Over the past few days, the Environmental Protection Agency has been slapped with new media guidelines, expected to be hit with $800 million in budget cuts, and will have its current data on the agency’s website subject to political review. President Trump is reining in the agency, which was accused of overreach during the Obama presidency, specifically with its regulations on carbon emissions, power plants, and coal. The EPA is undergoing a facelift and some are not happy about it. ProPublica reported that EPA employees are coming into work in tears:

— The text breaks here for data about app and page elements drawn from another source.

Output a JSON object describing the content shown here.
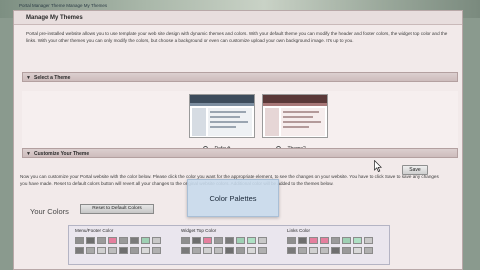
{
  "breadcrumb": "Portal Manager  Theme  Manage My Themes",
  "page_title": "Manage My Themes",
  "intro_text": "Portal pre-installed website allows you to use template your web site design with dynamic themes and colors. With your default theme you can modify the header and footer colors, the widget top color and the links. With your other themes you can only modify the colors, but choose a background or even can customize upload your own background image. It's up to you.",
  "select_theme": {
    "section_label": "Select a Theme",
    "themes": [
      {
        "label": "Default",
        "selected": false
      },
      {
        "label": "Theme2",
        "selected": true
      }
    ]
  },
  "customize": {
    "section_label": "Customize Your Theme",
    "description": "Now you can customize your Portal website with the color below. Please click the color you want for the appropriate element, to see the changes on your website. You have to click Save to save any changes you have made. Reset to default colors button will revert all your changes to the original website colors. Additional color will be added to the themes below.",
    "save_label": "Save",
    "your_colors_label": "Your Colors",
    "reset_label": "Reset to Default Colors",
    "tooltip": "Color Palettes",
    "palettes": [
      {
        "label": "Menu/Footer Color",
        "row1": [
          "#8e8e8e",
          "#6e6e6e",
          "#9a9a9a",
          "#e57f9e",
          "#9a9a9a",
          "#7a7a7a",
          "#9fd0b4",
          "#c8c8c8"
        ],
        "row2": [
          "#7a7a7a",
          "#a8a8a8",
          "#d0d0d0",
          "#bdbdbd",
          "#6f6f6f",
          "#9a9a9a",
          "#d8d8d8",
          "#b0b0b0"
        ]
      },
      {
        "label": "Widget Top Color",
        "row1": [
          "#8e8e8e",
          "#6e6e6e",
          "#e57f9e",
          "#9a9a9a",
          "#7a7a7a",
          "#9fd0b4",
          "#aee0c4",
          "#c8c8c8"
        ],
        "row2": [
          "#7a7a7a",
          "#a8a8a8",
          "#d0d0d0",
          "#bdbdbd",
          "#6f6f6f",
          "#9a9a9a",
          "#d8d8d8",
          "#b0b0b0"
        ]
      },
      {
        "label": "Links Color",
        "row1": [
          "#8e8e8e",
          "#6e6e6e",
          "#e57f9e",
          "#e57f9e",
          "#9a9a9a",
          "#9fd0b4",
          "#aee0c4",
          "#c8c8c8"
        ],
        "row2": [
          "#7a7a7a",
          "#a8a8a8",
          "#d0d0d0",
          "#bdbdbd",
          "#6f6f6f",
          "#9a9a9a",
          "#d8d8d8",
          "#b0b0b0"
        ]
      }
    ]
  },
  "colors": {
    "panel_bg": "#f2eaea",
    "section_bar": "#cdbcbc",
    "tooltip_bg": "#c6daec"
  }
}
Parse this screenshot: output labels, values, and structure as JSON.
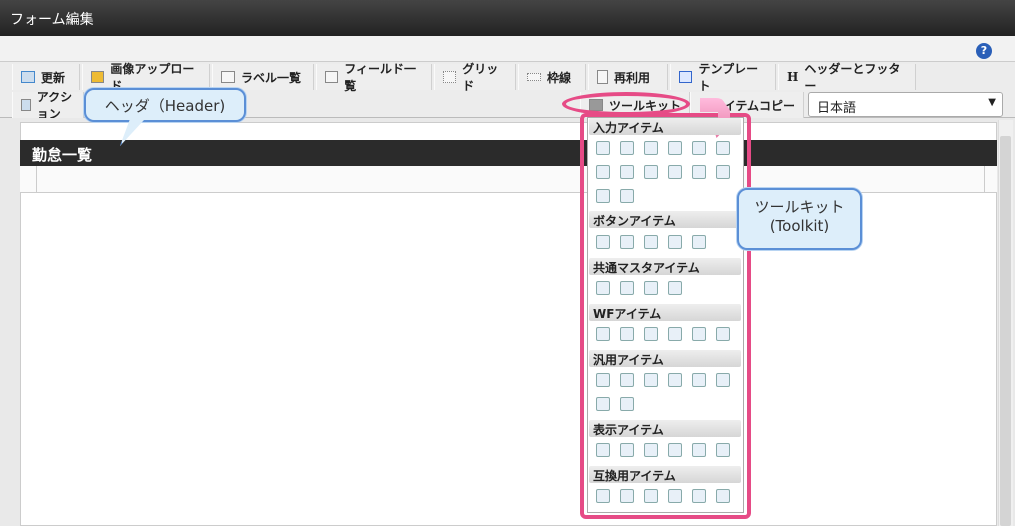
{
  "window": {
    "title": "フォーム編集"
  },
  "help_label": "?",
  "toolbar": {
    "row1": [
      "更新",
      "画像アップロード",
      "ラベル一覧",
      "フィールド一覧",
      "グリッド",
      "枠線",
      "再利用",
      "テンプレート",
      "ヘッダーとフッター"
    ],
    "row2": {
      "action": "アクション",
      "toolkit": "ツールキット",
      "item_copy": "アイテムコピー"
    },
    "language": "日本語"
  },
  "list": {
    "title": "勤怠一覧"
  },
  "toolkit": {
    "sections": [
      "入力アイテム",
      "ボタンアイテム",
      "共通マスタアイテム",
      "WFアイテム",
      "汎用アイテム",
      "表示アイテム",
      "互換用アイテム"
    ]
  },
  "callouts": {
    "header": "ヘッダ（Header)",
    "toolkit_line1": "ツールキット",
    "toolkit_line2": "(Toolkit)"
  },
  "colors": {
    "highlight": "#e64b86",
    "callout_border": "#5b8fd6"
  }
}
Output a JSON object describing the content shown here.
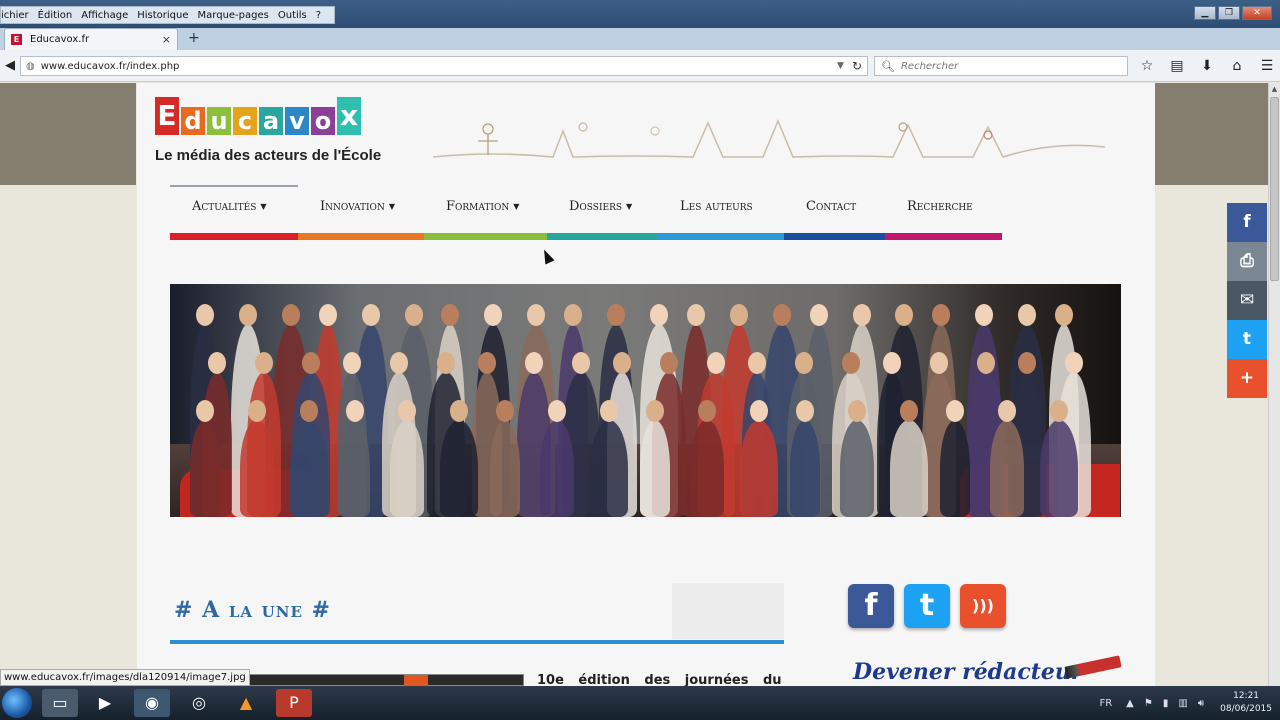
{
  "browser": {
    "menu": [
      "ichier",
      "Édition",
      "Affichage",
      "Historique",
      "Marque-pages",
      "Outils",
      "?"
    ],
    "tab_title": "Educavox.fr",
    "tab_close": "×",
    "new_tab": "+",
    "url": "www.educavox.fr/index.php",
    "search_placeholder": "Rechercher",
    "status_url": "www.educavox.fr/images/dla120914/image7.jpg"
  },
  "site": {
    "logo_letters": [
      "E",
      "d",
      "u",
      "c",
      "a",
      "v",
      "o",
      "x"
    ],
    "tagline": "Le média des acteurs de l'École",
    "nav": [
      {
        "label": "Actualités",
        "caret": "▼"
      },
      {
        "label": "Innovation",
        "caret": "▼"
      },
      {
        "label": "Formation",
        "caret": "▼"
      },
      {
        "label": "Dossiers",
        "caret": "▼"
      },
      {
        "label": "Les auteurs"
      },
      {
        "label": "Contact"
      },
      {
        "label": "Recherche"
      }
    ],
    "section_title": "# A la une #",
    "article_title": "10e édition des journées du",
    "devenir": "Devener rédacteur"
  },
  "colors": {
    "nav_bar": [
      "#d92027",
      "#e87722",
      "#8cbd3a",
      "#24a89a",
      "#2c9ad7",
      "#1c4e9c",
      "#c2186c"
    ],
    "logo": [
      "#d62a25",
      "#e86a1c",
      "#8bbf3c",
      "#e3a31a",
      "#2aa5a0",
      "#2c86c8",
      "#8c3f96",
      "#2fbfb0"
    ],
    "facebook": "#3b5998",
    "twitter": "#1da1f2",
    "email": "#4a5866",
    "print": "#7b8794",
    "plus": "#e8512b"
  },
  "icons": {
    "share": [
      "facebook-icon",
      "print-icon",
      "email-icon",
      "twitter-icon",
      "plus-icon"
    ],
    "share_glyphs": [
      "f",
      "⎙",
      "✉",
      "t",
      "+"
    ],
    "social": [
      "facebook-icon",
      "twitter-icon",
      "rss-icon"
    ],
    "social_glyphs": [
      "f",
      "t",
      ")))"
    ]
  },
  "taskbar": {
    "lang": "FR",
    "time": "12:21",
    "date": "08/06/2015"
  }
}
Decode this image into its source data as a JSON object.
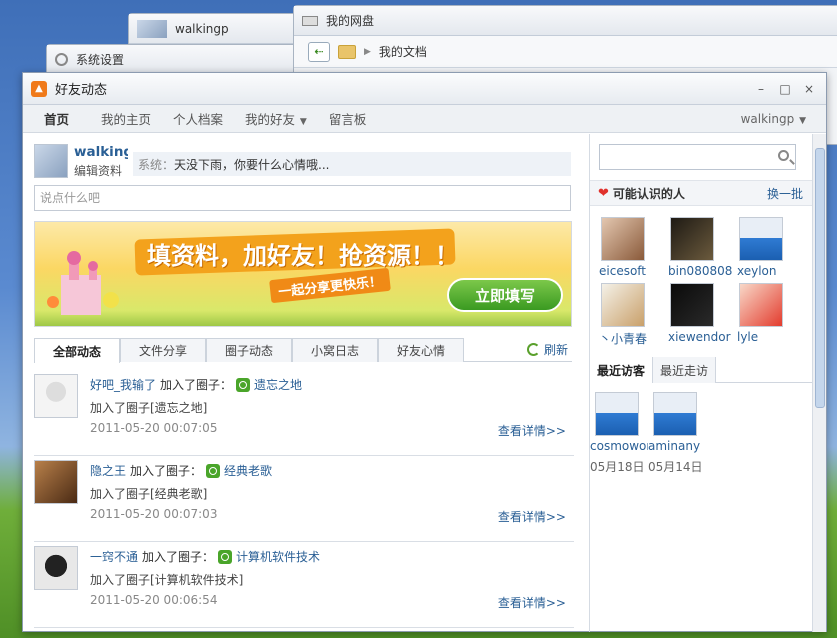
{
  "background_windows": {
    "back": {
      "title": "walkingp"
    },
    "settings": {
      "title": "系统设置"
    },
    "disk": {
      "title": "我的网盘",
      "path": "我的文档"
    }
  },
  "window": {
    "title": "好友动态",
    "controls": [
      "–",
      "□",
      "×"
    ]
  },
  "nav": {
    "items": [
      "首页",
      "我的主页",
      "个人档案",
      "我的好友",
      "留言板"
    ],
    "user": "walkingp"
  },
  "profile": {
    "name": "walkingp",
    "edit_label": "编辑资料",
    "status_label": "系统：",
    "status_text": "天没下雨，你要什么心情哦..."
  },
  "composer": {
    "placeholder": "说点什么吧"
  },
  "banner": {
    "headline": "填资料，加好友！抢资源！！",
    "subline": "一起分享更快乐！",
    "cta": "立即填写"
  },
  "tabs": [
    "全部动态",
    "文件分享",
    "圈子动态",
    "小窝日志",
    "好友心情"
  ],
  "refresh_label": "刷新",
  "feed": [
    {
      "user": "好吧_我输了",
      "action": "加入了圈子：",
      "group": "遗忘之地",
      "detail": "加入了圈子[遗忘之地]",
      "time": "2011-05-20 00:07:05",
      "more": "查看详情>>"
    },
    {
      "user": "隐之王",
      "action": "加入了圈子：",
      "group": "经典老歌",
      "detail": "加入了圈子[经典老歌]",
      "time": "2011-05-20 00:07:03",
      "more": "查看详情>>"
    },
    {
      "user": "一窍不通",
      "action": "加入了圈子：",
      "group": "计算机软件技术",
      "detail": "加入了圈子[计算机软件技术]",
      "time": "2011-05-20 00:06:54",
      "more": "查看详情>>"
    }
  ],
  "sidebar": {
    "may_know": {
      "title": "可能认识的人",
      "more": "换一批"
    },
    "people": [
      "eicesoft",
      "bin080808",
      "xeylon",
      "丶小青春",
      "xiewendor",
      "lyle"
    ],
    "visitor_tabs": [
      "最近访客",
      "最近走访"
    ],
    "visitors": [
      {
        "name": "cosmowor",
        "date": "05月18日"
      },
      {
        "name": "aminany",
        "date": "05月14日"
      }
    ]
  }
}
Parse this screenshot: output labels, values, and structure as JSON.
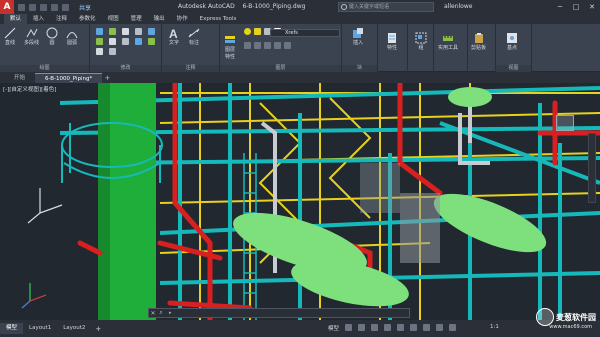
{
  "titlebar": {
    "app_title": "Autodesk AutoCAD",
    "document_title": "6-B-1000_Piping.dwg",
    "share_label": "共享",
    "search_placeholder": "键入关键字或短语",
    "username": "allenlowe",
    "logo": "A"
  },
  "ribbon_tabs": [
    "默认",
    "插入",
    "注释",
    "参数化",
    "视图",
    "管理",
    "输出",
    "协作",
    "Express Tools"
  ],
  "ribbon": {
    "draw": {
      "tools": [
        "直线",
        "多段线",
        "圆",
        "圆弧"
      ],
      "title": "绘图"
    },
    "modify": {
      "title": "修改"
    },
    "annotation": {
      "tools": [
        "文字",
        "标注"
      ],
      "title": "注释"
    },
    "layers": {
      "properties_label": "图层\n特性",
      "current_layer": "Xrefs",
      "title": "图层"
    },
    "block": {
      "insert_label": "插入",
      "title": "块"
    },
    "properties": {
      "match_label": "特性",
      "title": ""
    },
    "groups": {
      "label": "组"
    },
    "utilities": {
      "label": "实用工具"
    },
    "clipboard": {
      "label": "剪贴板"
    },
    "view": {
      "base_label": "基点",
      "title": "视图"
    }
  },
  "doc_tabs": [
    "开始",
    "6-B-1000_Piping*"
  ],
  "viewport": {
    "label": "[-][自定义视图][着色]"
  },
  "layout_tabs": [
    "模型",
    "Layout1",
    "Layout2"
  ],
  "status": {
    "model_label": "模型",
    "scale": "1:1"
  },
  "watermark": {
    "text": "麦葱软件园",
    "subtext": "www.mac69.com"
  },
  "colors": {
    "pipe_green": "#1fae3a",
    "pipe_red": "#d92020",
    "structure_cyan": "#16b9b9",
    "structure_yellow": "#e6d21e",
    "vessel_green": "#7de07d",
    "accent": "#5b9bd5"
  }
}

So far, Trump’s remodeling efforts have been both dramatic (nominating Oklahoma attorney general and fossil-fuel ally Scott Pruitt to head the agency) and quietly tactical (freezing all EPA contracts and grants).
At EPA headquarters, the mood remains dark. A longtime career communications employee said in a phone interview Tuesday that more than a few friends were “coming to work in tears” each morning as they grappled with balancing the practical need to keep their jobs with their concerns for the issues they work on.
To be sure, the EPA is an agency where information has been tightly controlled for many years, including under the Obama administration, which was harshly criticized by the Society of Environmental Journalists in 2013 for having “taken secrecy to a new level.”
The EPA’s sheer size, with 10 regions and more than 14,000 employees, guarantees some level of confusion, as well. From headquarters through the regional offices, employees said they still hadn’t confirmed if a freeze on work under hundreds of existing contracts, described in a headquarters memo acquired on Monday by ProPublica, applied to vital actions like responding to spills.
So, while the details of the order regarding contracts are being clarified, let’s not forget that Middle America has been crying for the past eight years, as Obama’s war on coal has led to coal miners being laid off, which led to the destruction of local economies. So, spare me the sob stories from government bureaucrats.